§ **WHAT IS REQUIRED**
Please give the entries again in full and exactly, without any picture.
════════════════════
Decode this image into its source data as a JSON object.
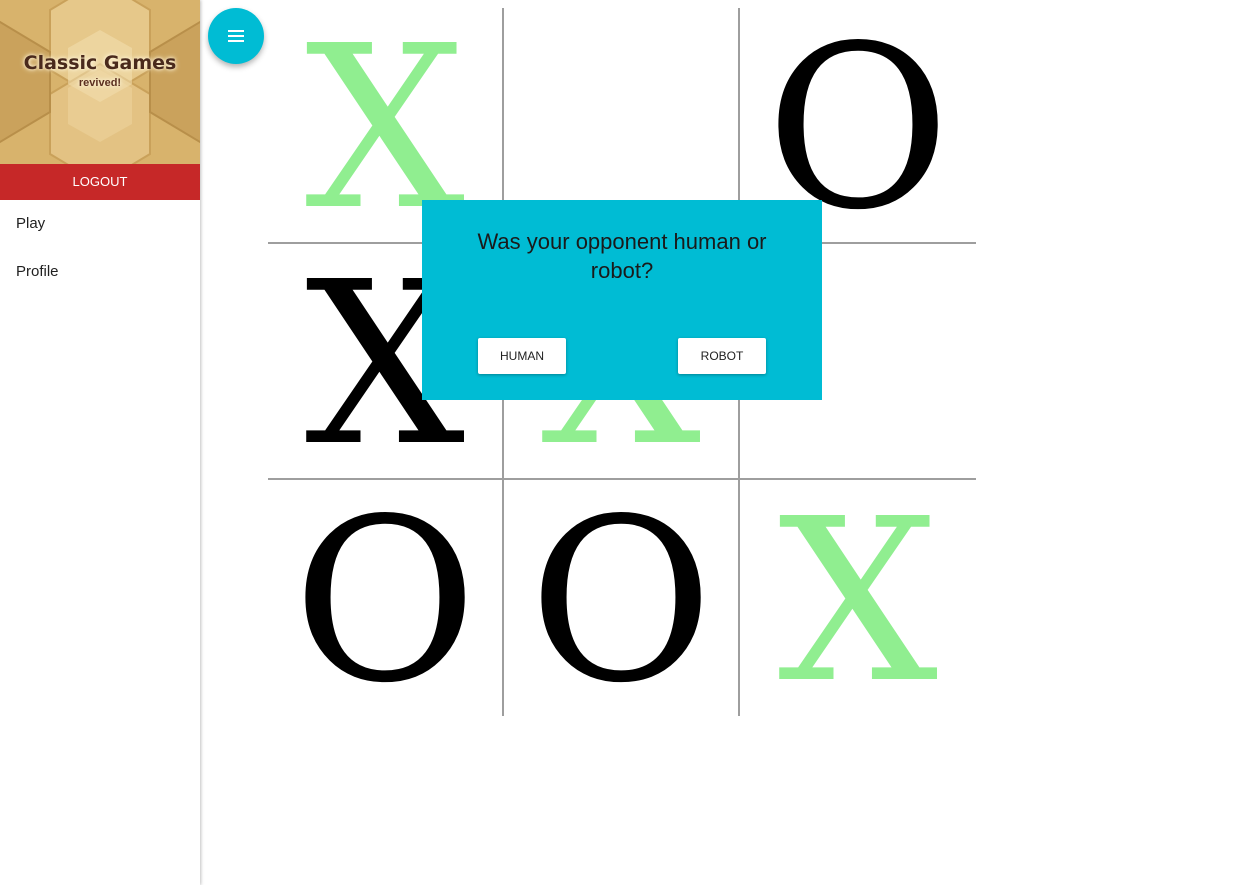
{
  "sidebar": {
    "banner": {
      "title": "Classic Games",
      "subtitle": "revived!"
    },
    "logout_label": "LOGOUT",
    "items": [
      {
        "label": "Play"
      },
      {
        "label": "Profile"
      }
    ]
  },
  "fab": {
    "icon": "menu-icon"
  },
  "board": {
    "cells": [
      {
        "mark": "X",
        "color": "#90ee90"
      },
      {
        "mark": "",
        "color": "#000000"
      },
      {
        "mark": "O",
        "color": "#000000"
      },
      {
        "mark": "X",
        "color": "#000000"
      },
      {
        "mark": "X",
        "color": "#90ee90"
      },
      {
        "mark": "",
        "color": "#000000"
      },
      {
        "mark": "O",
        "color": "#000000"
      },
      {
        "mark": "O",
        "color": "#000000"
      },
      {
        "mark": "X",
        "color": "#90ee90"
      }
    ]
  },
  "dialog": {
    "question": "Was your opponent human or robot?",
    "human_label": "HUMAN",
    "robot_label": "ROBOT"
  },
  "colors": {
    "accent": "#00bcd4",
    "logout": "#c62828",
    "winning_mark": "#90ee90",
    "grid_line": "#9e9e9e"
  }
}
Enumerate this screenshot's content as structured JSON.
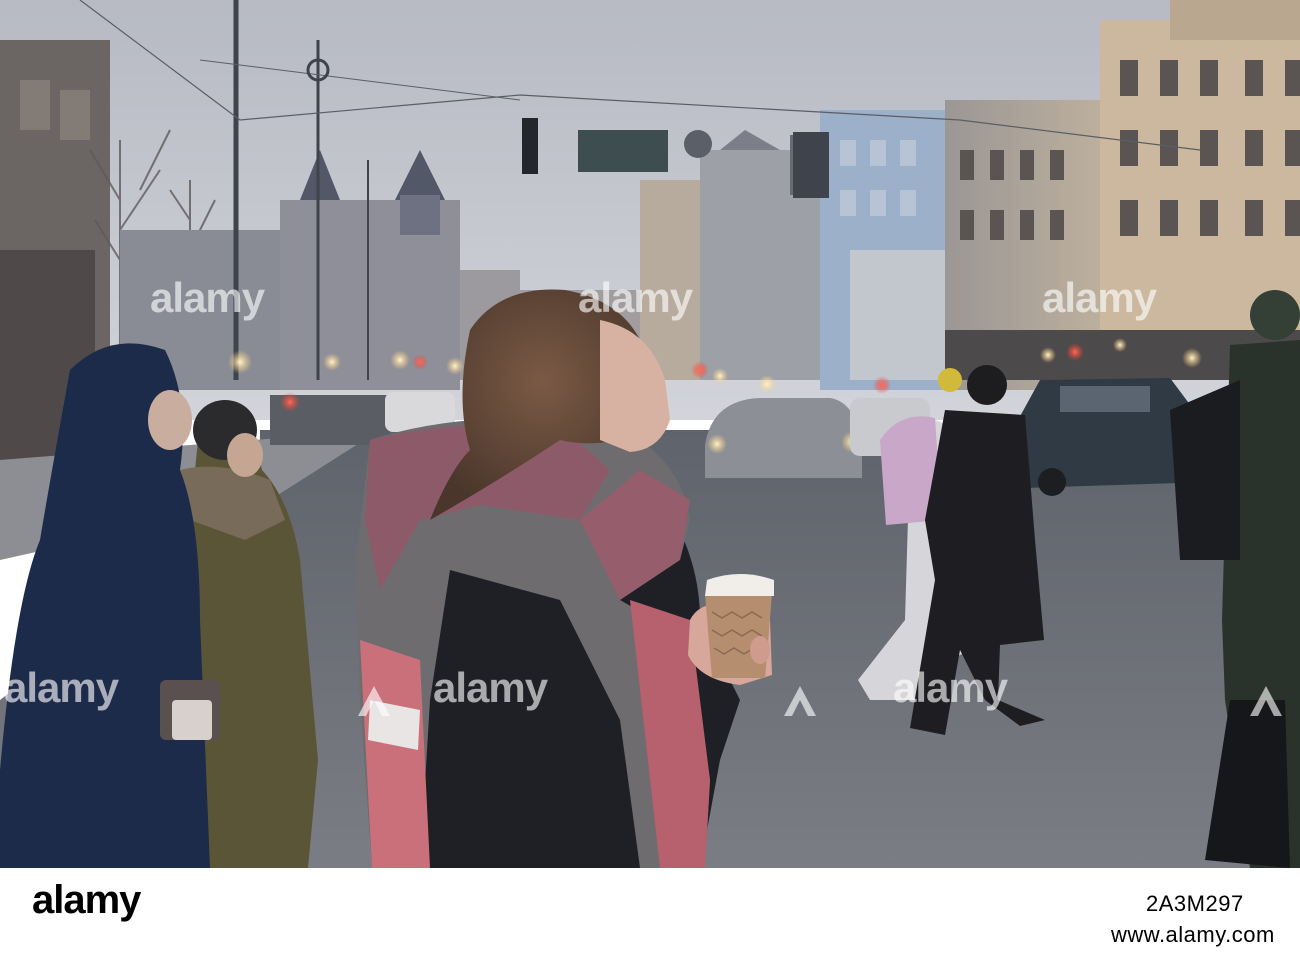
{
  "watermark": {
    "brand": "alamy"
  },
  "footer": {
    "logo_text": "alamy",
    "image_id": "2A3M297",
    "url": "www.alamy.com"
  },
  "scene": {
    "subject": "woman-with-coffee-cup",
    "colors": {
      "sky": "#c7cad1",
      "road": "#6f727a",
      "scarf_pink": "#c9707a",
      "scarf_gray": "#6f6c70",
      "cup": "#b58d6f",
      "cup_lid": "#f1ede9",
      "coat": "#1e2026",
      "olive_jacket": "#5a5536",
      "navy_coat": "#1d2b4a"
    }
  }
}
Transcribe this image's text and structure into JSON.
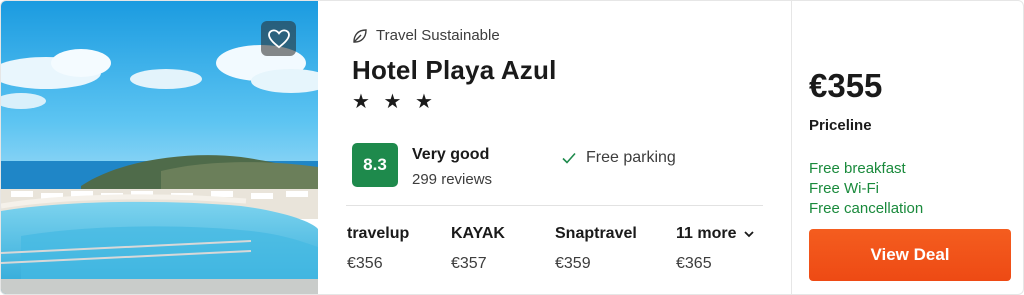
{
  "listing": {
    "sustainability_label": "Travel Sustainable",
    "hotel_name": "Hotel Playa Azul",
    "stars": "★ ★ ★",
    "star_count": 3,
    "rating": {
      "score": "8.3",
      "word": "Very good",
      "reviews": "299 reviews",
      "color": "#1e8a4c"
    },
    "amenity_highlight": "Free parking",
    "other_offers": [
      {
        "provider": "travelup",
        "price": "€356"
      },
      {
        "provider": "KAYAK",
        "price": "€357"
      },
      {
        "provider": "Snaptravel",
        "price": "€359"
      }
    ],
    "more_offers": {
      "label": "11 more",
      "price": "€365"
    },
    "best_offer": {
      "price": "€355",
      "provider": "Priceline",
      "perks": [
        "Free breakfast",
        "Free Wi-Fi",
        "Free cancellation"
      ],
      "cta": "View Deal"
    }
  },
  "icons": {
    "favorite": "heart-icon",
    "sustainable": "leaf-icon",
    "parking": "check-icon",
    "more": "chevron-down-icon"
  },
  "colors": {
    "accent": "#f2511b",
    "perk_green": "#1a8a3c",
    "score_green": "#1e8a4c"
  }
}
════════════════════
§ **RESULT FOR THIS TASK**
Decode this image into its source data as a JSON object.
{
  "sidebar": {
    "banner": {
      "title": "Classic Games",
      "subtitle": "revived!"
    },
    "logout_label": "LOGOUT",
    "items": [
      {
        "label": "Play"
      },
      {
        "label": "Profile"
      }
    ]
  },
  "fab": {
    "icon": "menu-icon"
  },
  "board": {
    "cells": [
      {
        "mark": "X",
        "color": "#90ee90"
      },
      {
        "mark": "",
        "color": "#000000"
      },
      {
        "mark": "O",
        "color": "#000000"
      },
      {
        "mark": "X",
        "color": "#000000"
      },
      {
        "mark": "X",
        "color": "#90ee90"
      },
      {
        "mark": "",
        "color": "#000000"
      },
      {
        "mark": "O",
        "color": "#000000"
      },
      {
        "mark": "O",
        "color": "#000000"
      },
      {
        "mark": "X",
        "color": "#90ee90"
      }
    ]
  },
  "dialog": {
    "question": "Was your opponent human or robot?",
    "human_label": "HUMAN",
    "robot_label": "ROBOT"
  },
  "colors": {
    "accent": "#00bcd4",
    "logout": "#c62828",
    "winning_mark": "#90ee90",
    "grid_line": "#9e9e9e"
  }
}
Enumerate this screenshot's content as structured JSON.
{
  "watermark": {
    "brand": "alamy"
  },
  "footer": {
    "logo_text": "alamy",
    "image_id": "2A3M297",
    "url": "www.alamy.com"
  },
  "scene": {
    "subject": "woman-with-coffee-cup",
    "colors": {
      "sky": "#c7cad1",
      "road": "#6f727a",
      "scarf_pink": "#c9707a",
      "scarf_gray": "#6f6c70",
      "cup": "#b58d6f",
      "cup_lid": "#f1ede9",
      "coat": "#1e2026",
      "olive_jacket": "#5a5536",
      "navy_coat": "#1d2b4a"
    }
  }
}
Transcribe this image's text and structure into JSON.
{
  "listing": {
    "sustainability_label": "Travel Sustainable",
    "hotel_name": "Hotel Playa Azul",
    "stars": "★ ★ ★",
    "star_count": 3,
    "rating": {
      "score": "8.3",
      "word": "Very good",
      "reviews": "299 reviews",
      "color": "#1e8a4c"
    },
    "amenity_highlight": "Free parking",
    "other_offers": [
      {
        "provider": "travelup",
        "price": "€356"
      },
      {
        "provider": "KAYAK",
        "price": "€357"
      },
      {
        "provider": "Snaptravel",
        "price": "€359"
      }
    ],
    "more_offers": {
      "label": "11 more",
      "price": "€365"
    },
    "best_offer": {
      "price": "€355",
      "provider": "Priceline",
      "perks": [
        "Free breakfast",
        "Free Wi-Fi",
        "Free cancellation"
      ],
      "cta": "View Deal"
    }
  },
  "icons": {
    "favorite": "heart-icon",
    "sustainable": "leaf-icon",
    "parking": "check-icon",
    "more": "chevron-down-icon"
  },
  "colors": {
    "accent": "#f2511b",
    "perk_green": "#1a8a3c",
    "score_green": "#1e8a4c"
  }
}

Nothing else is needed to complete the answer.